Read the original article in The Oregonian here.
What started out as an exercise at a Portland State University architecture symposium has turned into a potential game-changer in modular classroom design at a time when school districts are increasingly using the cheap alternative to new construction.
PSU's architecture program over more than a year worked closely with a modular manufacturer to balance environmental sustainability and affordability, resulting in the SAGE classroom -- acronym for Smart Academic Green Environment. The modular classroom is made with recyclable materials and more windows at a relatively low cost.
Since students rolled out their energy efficient modular classroom prototype in November at Greenbuild 2012 in San Francisco, distributors, school districts and healthcare providers nationwide have inquired about. Gervais School District in Marion County would have been the first customer, with plans to order up to 20 modulars to localize its spread-out classrooms, but a bond to pay for them failed in November.
"We need these classrooms for many reasons; they're going to be around for a long time," said Margarette Leite, a PSU architecture professor who helped spearhead the project. "We've got to make green affordable."
The SAGE classroom costs a little more than the typical modular classroom, about $150,000 for a double-room unit, but is also 50 percent more energy efficient, has twice as many windows, and has three times the air exchange of a typical modular, the SAGE team says.
Energy Trust of Oregon, a nonprofit that in part works with schools statewide on becoming energy efficient to save money, granted PSU money for the SAGE classroom.
"We see the potential for this to be an innovative solution for schools to grow while also managing energy costs," said Susan Jowaiszas, senior marketing manager for Energy Trust programs. "This is an opportunity to create a better learning environment and dramatically lower energy use."
More schools are using modular classrooms in the face of fluctuating enrollment and budget cuts. A modular computer lab, for example, is cheaper than a building addition.
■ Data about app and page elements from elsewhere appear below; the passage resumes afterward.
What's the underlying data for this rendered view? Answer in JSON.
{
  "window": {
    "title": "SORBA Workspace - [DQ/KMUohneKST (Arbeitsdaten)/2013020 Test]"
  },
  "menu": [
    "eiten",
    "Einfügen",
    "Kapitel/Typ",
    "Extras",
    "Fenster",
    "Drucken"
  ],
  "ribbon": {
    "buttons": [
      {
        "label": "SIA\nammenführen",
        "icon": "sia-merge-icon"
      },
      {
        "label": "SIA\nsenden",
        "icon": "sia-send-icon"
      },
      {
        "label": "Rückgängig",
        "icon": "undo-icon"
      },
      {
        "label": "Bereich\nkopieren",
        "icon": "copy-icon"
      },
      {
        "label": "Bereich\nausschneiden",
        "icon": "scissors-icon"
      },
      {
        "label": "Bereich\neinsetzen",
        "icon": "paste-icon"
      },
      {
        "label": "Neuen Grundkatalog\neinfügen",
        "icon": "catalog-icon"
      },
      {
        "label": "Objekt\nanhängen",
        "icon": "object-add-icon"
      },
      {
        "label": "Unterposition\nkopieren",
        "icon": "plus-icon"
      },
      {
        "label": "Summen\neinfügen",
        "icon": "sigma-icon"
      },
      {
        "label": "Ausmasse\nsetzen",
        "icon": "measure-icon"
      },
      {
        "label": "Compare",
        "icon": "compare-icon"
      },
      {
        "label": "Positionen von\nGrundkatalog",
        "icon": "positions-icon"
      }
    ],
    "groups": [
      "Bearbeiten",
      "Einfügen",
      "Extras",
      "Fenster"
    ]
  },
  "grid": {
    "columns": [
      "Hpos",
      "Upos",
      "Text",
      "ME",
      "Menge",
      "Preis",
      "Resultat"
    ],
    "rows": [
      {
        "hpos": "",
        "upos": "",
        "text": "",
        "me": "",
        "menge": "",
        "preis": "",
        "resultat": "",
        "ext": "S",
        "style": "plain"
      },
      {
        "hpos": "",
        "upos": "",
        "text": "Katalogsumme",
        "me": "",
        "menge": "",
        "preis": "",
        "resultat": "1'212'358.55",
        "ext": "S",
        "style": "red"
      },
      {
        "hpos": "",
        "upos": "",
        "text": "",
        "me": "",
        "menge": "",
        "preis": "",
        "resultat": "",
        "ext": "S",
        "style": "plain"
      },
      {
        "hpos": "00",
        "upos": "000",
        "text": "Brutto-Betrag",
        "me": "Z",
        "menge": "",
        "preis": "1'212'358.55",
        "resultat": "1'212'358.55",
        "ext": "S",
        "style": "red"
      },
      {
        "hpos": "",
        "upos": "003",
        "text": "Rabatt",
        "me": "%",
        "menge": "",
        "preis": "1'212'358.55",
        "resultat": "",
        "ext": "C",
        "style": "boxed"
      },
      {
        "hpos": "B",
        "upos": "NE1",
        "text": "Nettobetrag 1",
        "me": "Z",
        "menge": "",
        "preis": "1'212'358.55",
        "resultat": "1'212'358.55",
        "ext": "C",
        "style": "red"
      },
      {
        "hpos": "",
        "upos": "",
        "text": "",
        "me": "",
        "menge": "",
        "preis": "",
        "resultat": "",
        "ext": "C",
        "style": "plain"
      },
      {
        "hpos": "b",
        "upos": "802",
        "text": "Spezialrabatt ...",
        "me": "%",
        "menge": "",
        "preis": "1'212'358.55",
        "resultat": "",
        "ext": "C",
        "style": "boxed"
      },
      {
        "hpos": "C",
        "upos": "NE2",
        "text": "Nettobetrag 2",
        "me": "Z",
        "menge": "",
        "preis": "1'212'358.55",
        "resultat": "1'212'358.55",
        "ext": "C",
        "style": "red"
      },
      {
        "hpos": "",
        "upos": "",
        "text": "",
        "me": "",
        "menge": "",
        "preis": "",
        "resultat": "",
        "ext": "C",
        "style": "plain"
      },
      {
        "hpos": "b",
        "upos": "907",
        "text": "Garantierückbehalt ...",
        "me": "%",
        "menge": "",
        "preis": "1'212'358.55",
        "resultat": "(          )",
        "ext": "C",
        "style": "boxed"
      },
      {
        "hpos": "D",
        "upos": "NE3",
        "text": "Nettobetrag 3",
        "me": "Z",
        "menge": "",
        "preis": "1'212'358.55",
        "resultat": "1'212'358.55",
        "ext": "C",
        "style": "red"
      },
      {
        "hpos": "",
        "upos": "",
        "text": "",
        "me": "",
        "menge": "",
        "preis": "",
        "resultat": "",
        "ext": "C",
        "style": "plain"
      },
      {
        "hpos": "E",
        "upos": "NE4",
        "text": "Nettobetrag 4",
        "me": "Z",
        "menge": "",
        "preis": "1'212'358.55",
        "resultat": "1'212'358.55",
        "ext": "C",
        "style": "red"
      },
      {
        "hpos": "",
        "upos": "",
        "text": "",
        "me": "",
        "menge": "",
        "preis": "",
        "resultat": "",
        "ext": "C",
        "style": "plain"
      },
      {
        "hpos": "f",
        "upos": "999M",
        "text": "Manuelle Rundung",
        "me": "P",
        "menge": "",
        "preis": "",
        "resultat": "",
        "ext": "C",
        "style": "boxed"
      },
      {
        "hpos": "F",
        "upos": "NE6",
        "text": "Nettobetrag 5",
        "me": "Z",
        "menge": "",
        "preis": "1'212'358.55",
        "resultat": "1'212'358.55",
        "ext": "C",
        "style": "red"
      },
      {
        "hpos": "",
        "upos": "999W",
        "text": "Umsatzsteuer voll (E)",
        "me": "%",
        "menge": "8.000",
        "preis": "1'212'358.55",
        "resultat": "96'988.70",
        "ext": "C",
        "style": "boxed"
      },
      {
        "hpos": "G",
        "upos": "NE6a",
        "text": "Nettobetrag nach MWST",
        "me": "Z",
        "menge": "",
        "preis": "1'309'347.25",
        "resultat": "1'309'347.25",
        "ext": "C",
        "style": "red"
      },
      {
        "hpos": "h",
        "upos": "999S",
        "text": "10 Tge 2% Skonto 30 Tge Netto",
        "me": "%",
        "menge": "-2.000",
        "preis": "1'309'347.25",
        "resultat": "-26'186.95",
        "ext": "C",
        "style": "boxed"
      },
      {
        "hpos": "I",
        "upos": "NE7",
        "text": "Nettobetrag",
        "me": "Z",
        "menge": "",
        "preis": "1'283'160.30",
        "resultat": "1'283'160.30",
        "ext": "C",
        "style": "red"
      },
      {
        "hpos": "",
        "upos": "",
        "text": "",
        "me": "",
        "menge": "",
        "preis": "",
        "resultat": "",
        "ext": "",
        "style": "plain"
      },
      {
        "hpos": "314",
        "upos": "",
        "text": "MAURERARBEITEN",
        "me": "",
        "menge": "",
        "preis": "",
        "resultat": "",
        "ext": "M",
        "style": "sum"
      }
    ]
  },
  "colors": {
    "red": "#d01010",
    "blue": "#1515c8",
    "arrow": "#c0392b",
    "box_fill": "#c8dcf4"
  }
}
A typical double-room unit costs about $110,000 for the Portland district, which has 177 modular units to meet space needs, up from 126 in 2010.
"Modular classrooms start out as a temporary solution and remain for some period of time because of a very tight education funding environment," said Dan Weldon, program analyst with the Oregon Department of Energy's Cool Schools program.
Because they inevitably become more than temporary, energy efficient modulars made out of healthy materials have long-term cost savings for school districts, he said.
The SAGE classroom emphasizes student health, Leite said.
She started examining the health factors of modular classrooms when her daughter was assigned to one in Portland Public Schools.
Leite and her husband, fellow PSU architecture professor Sergio Palleroni, asked students, faculty and professionals at a 2010 Activism in Architecture symposium to brainstorm healthy, sustainable alternatives.
The brainstorms served as a starting point for architecture students when the classrooms project was picked up by Oregon Solutions, a state Legislature-sanctioned organization that facilitates public and private partnerships to try to solve community problems.
"It gave us project management support and legitimacy," Leite said. "All of a sudden we went from a few students and faculty and to a team of 30 or 40."
The team was charged with designing a prototype to display at Greenbuild, the world's largest green building expo.
"It became a full-fledged project," said Caty Head-Skogland, a student and project manager. "We were working out details of a project that was real rather than researching something imaginary."
Palleroni's class of engineering architecture students collected data about air quality, noise, light and energy use. Architecture design students tinkered with the delicate balance between energy efficiency, healthy products and cost efficiency.
"We wanted to have as many glass windows as possible," Head-Skogland said, since natural light saves on electricity and is good for students in the classroom. "But every inch of glass costs more money."
The classrooms are vinyl-free, since the material can emit harmful gasses. One window distributor, Leite said, couldn't understand why the designers didn't want its newest, hyper-efficient vinyl window.
"Our main focus is student health," Leite said, so no materials that could contribute to poor air quality, including vinyl and formaldehyde in flooring. And, a revamped heating and air conditioning system brings in continuous fresh air.
Students found the typical, rectangular shape was efficient. But they scrapped add-ons such as the concrete foundation and ramp that comes with a typical unit and eventually gets sent to the landfill when the unit is moved. Instead, the SAGE unit has a steel foundation and ramp that travel with it.
The classrooms have one manufacturer -- Blazer Industries in Aumsville, Ore. -- and one distributor -- Pacific Construction Services in Marysville, Wash. PSU holds the rights to the design, so gets a portion of the sales.
The SAGE classroom takes about one month to build. The team hopes its design and cost will make a healthy modular the new standard.
"We didn't want this to be just a one-off," Leite said. "We wanted to work together to make it affordable for anybody and everybody to buy."